When an animal, like the horse, is adopted by so many different civilizations, it is inevitable that many new different breeds will be created. The same has happened with both cats and dogs.
We are now going to learn more about the different breeds of horses and how they came about.
Because of domestication, horses can be found in almost every country
When people ask us why there are so many different breeds of horses we are always happy to tell them that the answer is very simple.
There are so many different breeds of horses because they have been adopted by many civilizations and have been bred all over the world. A horse that has been bred for Japan will not survive in South Africa. So, explorers, empires, and traders began breeding new types of horses.
Horses were useful to the early civilizations in so many ways. They need fast horses to send messages. They need strong horses to pull plows. And they need calm horses to ride into war.
Selectively breeding their horses to create new types of horses made all of this much easier for them.
One of the few places that do not currently have horses is the Antarctic – the only people living on the land are scientists who do not need horses (as snowmobiles work better in the conditions). But some explorers have previously brought the species to the south pole.
Around 350 different horse breeds
Horses originated from Central Asia, but they have since traveled to all corners of the globe. In the process, over 350 breeds of horses have been created.

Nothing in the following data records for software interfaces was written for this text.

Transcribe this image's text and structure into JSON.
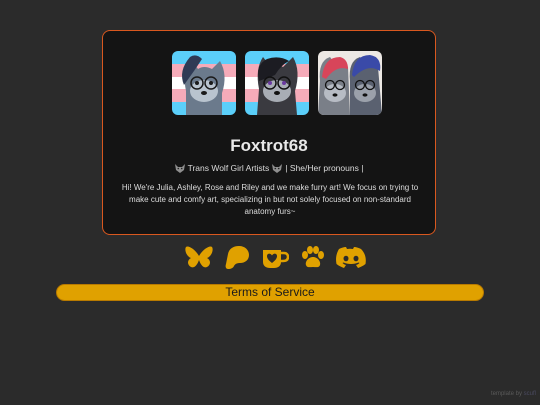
{
  "profile": {
    "name": "Foxtrot68",
    "tagline_left": "Trans Wolf Girl Artists",
    "tagline_right": "| She/Her pronouns |",
    "bio": "Hi! We're Julia, Ashley, Rose and Riley and we make furry art! We focus on trying to make cute and comfy art, specializing in but not solely focused on non-standard anatomy furs~"
  },
  "avatars": [
    {
      "icon": "wolf-avatar-icon",
      "flag": "trans"
    },
    {
      "icon": "wolf-avatar-icon",
      "flag": "trans"
    },
    {
      "icon": "wolf-pair-avatar-icon",
      "flag": "none"
    }
  ],
  "socials": [
    {
      "icon": "butterfly-icon"
    },
    {
      "icon": "paw-blob-icon"
    },
    {
      "icon": "mug-heart-icon"
    },
    {
      "icon": "paw-icon"
    },
    {
      "icon": "discord-icon"
    }
  ],
  "tos": {
    "label": "Terms of Service"
  },
  "footer": {
    "prefix": "template by",
    "link": "scufl"
  },
  "colors": {
    "background": "#2b2b2b",
    "card": "#141414",
    "card_border": "#d9581f",
    "accent": "#e0a100",
    "trans_blue": "#5bcffa",
    "trans_pink": "#f5abb9"
  }
}
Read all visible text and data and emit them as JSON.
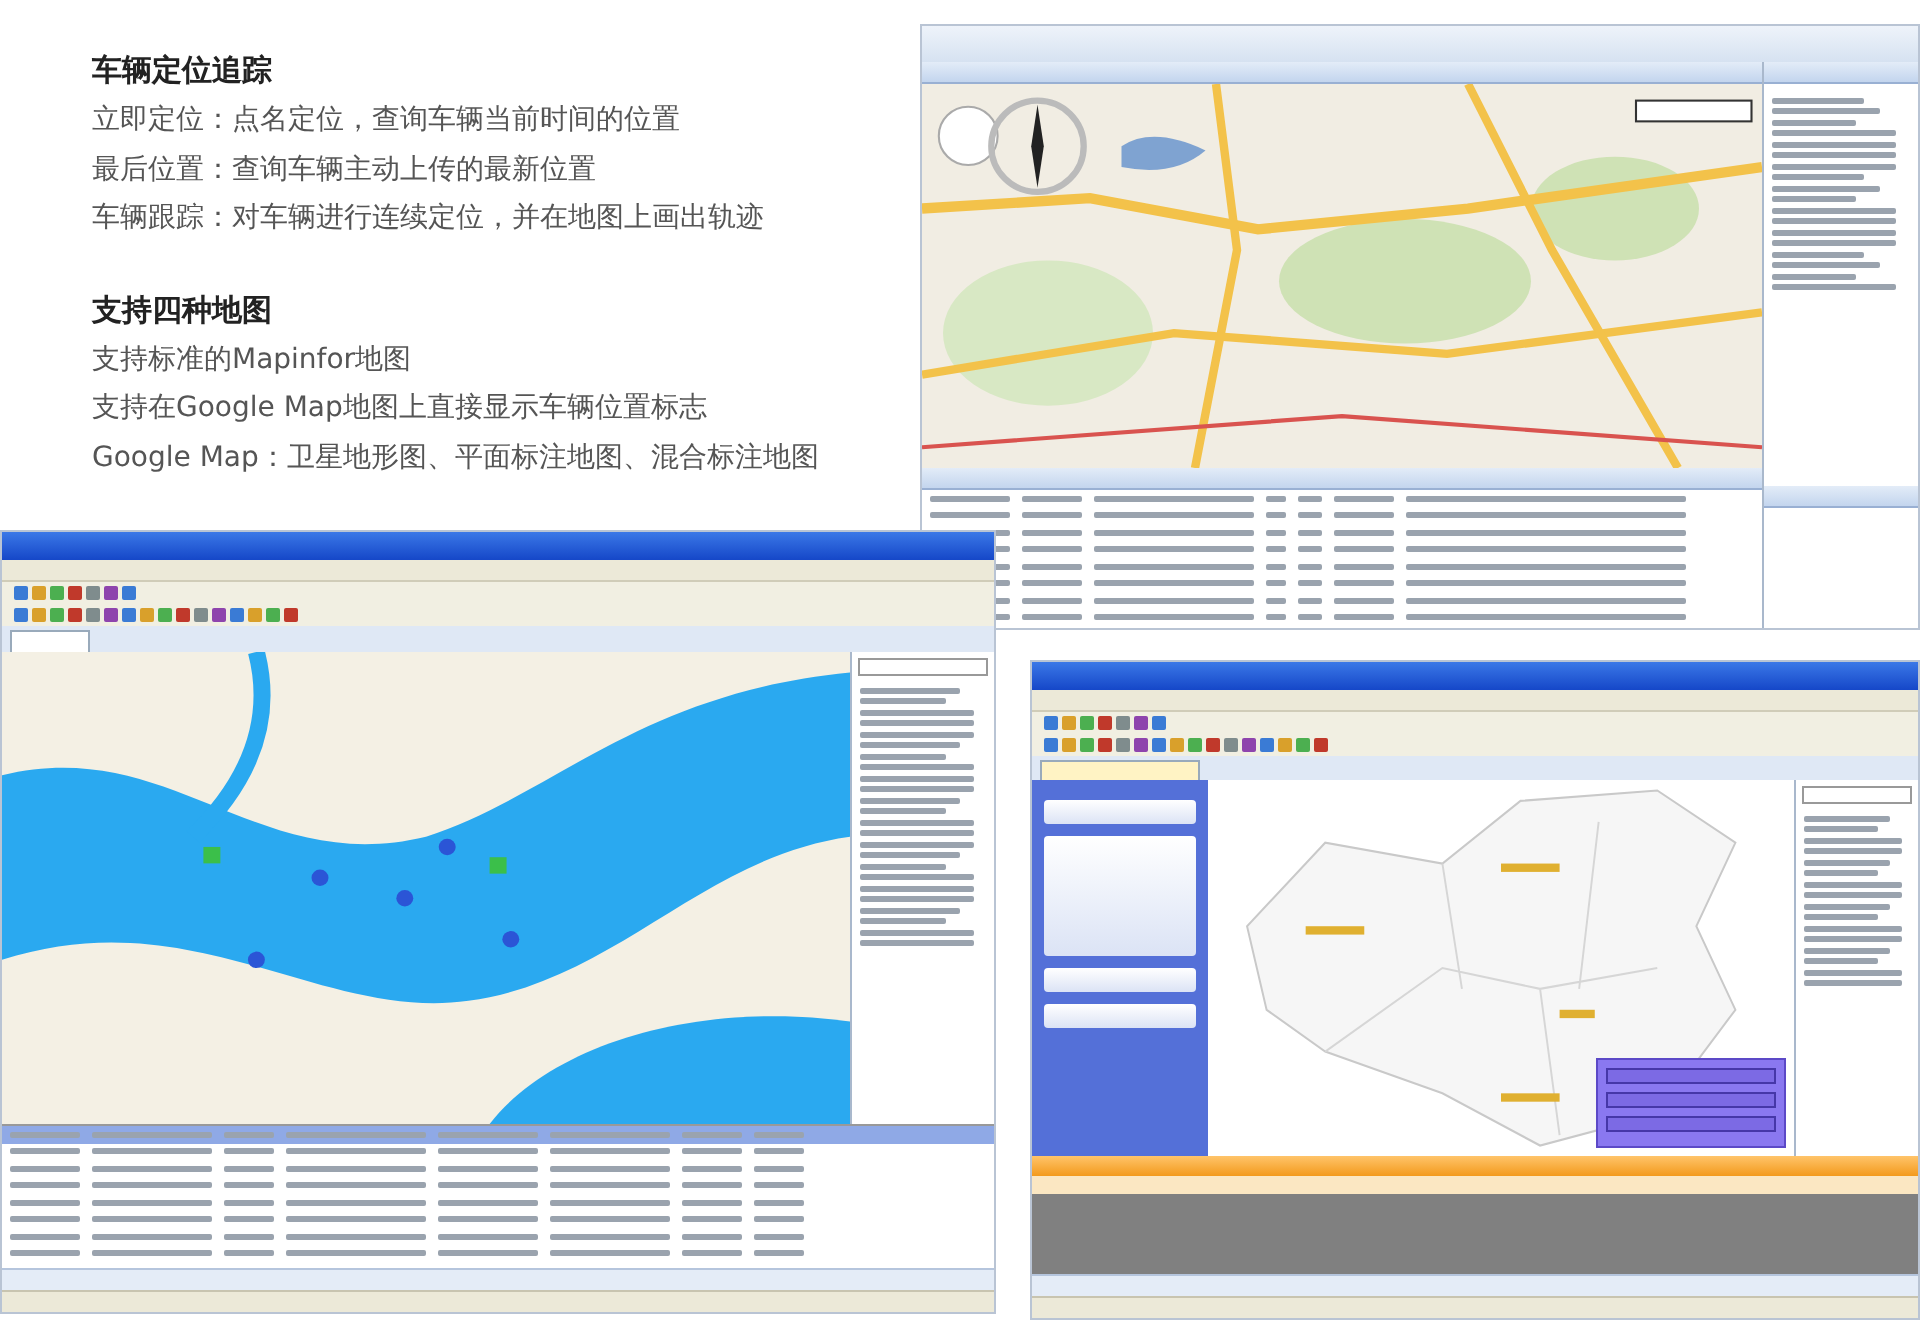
{
  "intro": {
    "sections": [
      {
        "heading": "车辆定位追踪",
        "lines": [
          "立即定位：点名定位，查询车辆当前时间的位置",
          "最后位置：查询车辆主动上传的最新位置",
          "车辆跟踪：对车辆进行连续定位，并在地图上画出轨迹"
        ]
      },
      {
        "heading": "支持四种地图",
        "lines": [
          "支持标准的Mapinfor地图",
          "支持在Google Map地图上直接显示车辆位置标志",
          "Google Map：卫星地形图、平面标注地图、混合标注地图"
        ]
      }
    ]
  },
  "screenshots": [
    {
      "kind": "web"
    },
    {
      "kind": "desktop"
    },
    {
      "kind": "playback"
    }
  ]
}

Sciences believe that these are the 5 oldest living breeds of horses:
- The Icelandic Horse.
- The Caspian Horse.
- The Arabian.
- The Fjord Horse.

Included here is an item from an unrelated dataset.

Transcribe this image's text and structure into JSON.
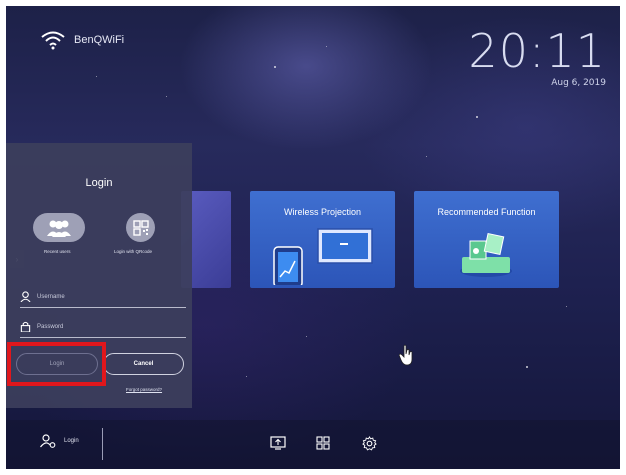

- The Akhal-Teke.
They do not believe that the first breed of horses still survives, but that they would be very similar to the Przewalski.
It is currently believed that the rarest breed of horse is The Galiceño – which are originally from South America.

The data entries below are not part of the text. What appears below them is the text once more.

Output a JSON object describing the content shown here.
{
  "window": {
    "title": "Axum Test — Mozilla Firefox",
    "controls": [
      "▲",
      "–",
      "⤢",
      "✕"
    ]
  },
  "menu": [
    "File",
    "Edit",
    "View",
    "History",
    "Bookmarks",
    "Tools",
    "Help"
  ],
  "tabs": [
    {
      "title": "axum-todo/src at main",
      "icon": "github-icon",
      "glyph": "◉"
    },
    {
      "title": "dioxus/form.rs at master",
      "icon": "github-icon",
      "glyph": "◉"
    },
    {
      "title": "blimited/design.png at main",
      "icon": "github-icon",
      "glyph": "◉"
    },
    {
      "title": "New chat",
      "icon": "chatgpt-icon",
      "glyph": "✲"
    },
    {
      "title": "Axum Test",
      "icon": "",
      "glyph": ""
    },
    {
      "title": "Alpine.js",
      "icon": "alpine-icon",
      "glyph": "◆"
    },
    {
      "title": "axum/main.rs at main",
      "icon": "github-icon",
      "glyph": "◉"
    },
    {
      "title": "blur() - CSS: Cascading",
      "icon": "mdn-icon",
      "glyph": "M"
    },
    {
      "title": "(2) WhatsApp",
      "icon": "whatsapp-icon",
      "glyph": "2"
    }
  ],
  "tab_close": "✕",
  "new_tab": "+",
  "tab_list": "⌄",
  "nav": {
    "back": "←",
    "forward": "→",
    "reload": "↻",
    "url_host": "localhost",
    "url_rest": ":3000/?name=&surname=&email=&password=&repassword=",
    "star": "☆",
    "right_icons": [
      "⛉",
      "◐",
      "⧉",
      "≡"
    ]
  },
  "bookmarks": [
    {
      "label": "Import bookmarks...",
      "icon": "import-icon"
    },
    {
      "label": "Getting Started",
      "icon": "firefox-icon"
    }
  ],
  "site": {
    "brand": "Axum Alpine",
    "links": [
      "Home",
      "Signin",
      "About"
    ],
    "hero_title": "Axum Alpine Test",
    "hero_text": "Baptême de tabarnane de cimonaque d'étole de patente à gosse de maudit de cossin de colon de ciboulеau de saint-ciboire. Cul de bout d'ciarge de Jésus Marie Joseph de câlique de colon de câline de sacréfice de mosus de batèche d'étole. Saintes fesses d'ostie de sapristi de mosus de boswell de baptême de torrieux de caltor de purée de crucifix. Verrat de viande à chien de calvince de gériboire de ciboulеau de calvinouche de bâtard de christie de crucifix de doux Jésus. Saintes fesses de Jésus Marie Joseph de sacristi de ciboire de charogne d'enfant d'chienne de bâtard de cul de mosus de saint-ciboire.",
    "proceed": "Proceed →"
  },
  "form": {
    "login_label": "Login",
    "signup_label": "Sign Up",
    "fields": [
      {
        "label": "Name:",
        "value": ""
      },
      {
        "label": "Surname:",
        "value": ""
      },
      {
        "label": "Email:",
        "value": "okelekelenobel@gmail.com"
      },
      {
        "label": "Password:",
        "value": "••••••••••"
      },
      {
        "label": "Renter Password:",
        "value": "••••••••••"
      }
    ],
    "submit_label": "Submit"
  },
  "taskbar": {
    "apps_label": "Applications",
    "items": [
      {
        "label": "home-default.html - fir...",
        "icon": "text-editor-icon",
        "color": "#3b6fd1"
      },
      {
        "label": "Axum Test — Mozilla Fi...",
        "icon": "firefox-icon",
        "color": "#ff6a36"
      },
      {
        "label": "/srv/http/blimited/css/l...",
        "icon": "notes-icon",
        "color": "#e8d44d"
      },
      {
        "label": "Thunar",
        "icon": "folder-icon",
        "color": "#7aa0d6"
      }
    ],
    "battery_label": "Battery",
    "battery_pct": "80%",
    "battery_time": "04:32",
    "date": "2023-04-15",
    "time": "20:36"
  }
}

Przewalski’s are the only surviving wild horse breed
We have briefly touched on the Przewalski before in this article. They are the only surviving breed of wild horses and are what scientists believe to be the closest living thing to the original horse.
They are a Mongolian breed and only live on the steppes of Central Europe. In Mongolian, they are called the Thiki. They are known to us as Przewalski’s Horse because the only written record of them comes from the notes of a Russian scientist called Przewalski.
It is believed he was the last person in the West to see these horses in the wild – until they were reintroduced at the start of the 21st century.
While there are horses that lived untamed, Przewalski horses are the only species of wild horse that have survived the industrialization of the world. They are endangered to due loss of habitat and breeding with domestic horses.
They are called horses but they are technically a different species – Equus Ferus Przewalski.
Many horses make excellent racehorses
As we mentioned, horses have been bred for many different reasons over the last 6000 years – from farm horses to warhorses.
The most common reason to breed and buy horses in the 21st century is for racing. In the USA alone, the industry is worth $5 billion dollars.
There are many different types of horse racing – including cross country and hurdles – and different breeds are more suited to one type of race. If you are looking for a fast horse then you will be interested in Thoroughbreds or Quarter horses. Trakehners and Hanoverians are best known for their ability to run and jump at speeds.
Horses are one of the most amazing species in the world. It is thanks to horses that we live in the world we do today.
Horses are a species that is made up of over 350 different breeds – each with its own strengths, weaknesses, and personalities. Each has had a unique use throughout history.
There are horses living in nearly every country across the world. It was thanks to horses that empires were able to exist. They made large-scale farming possible. And they made sending messages across the country possible too.
Horses have such an interesting and long history that we haven’t had time to cover it all today. Why not go out and find out more yourself?!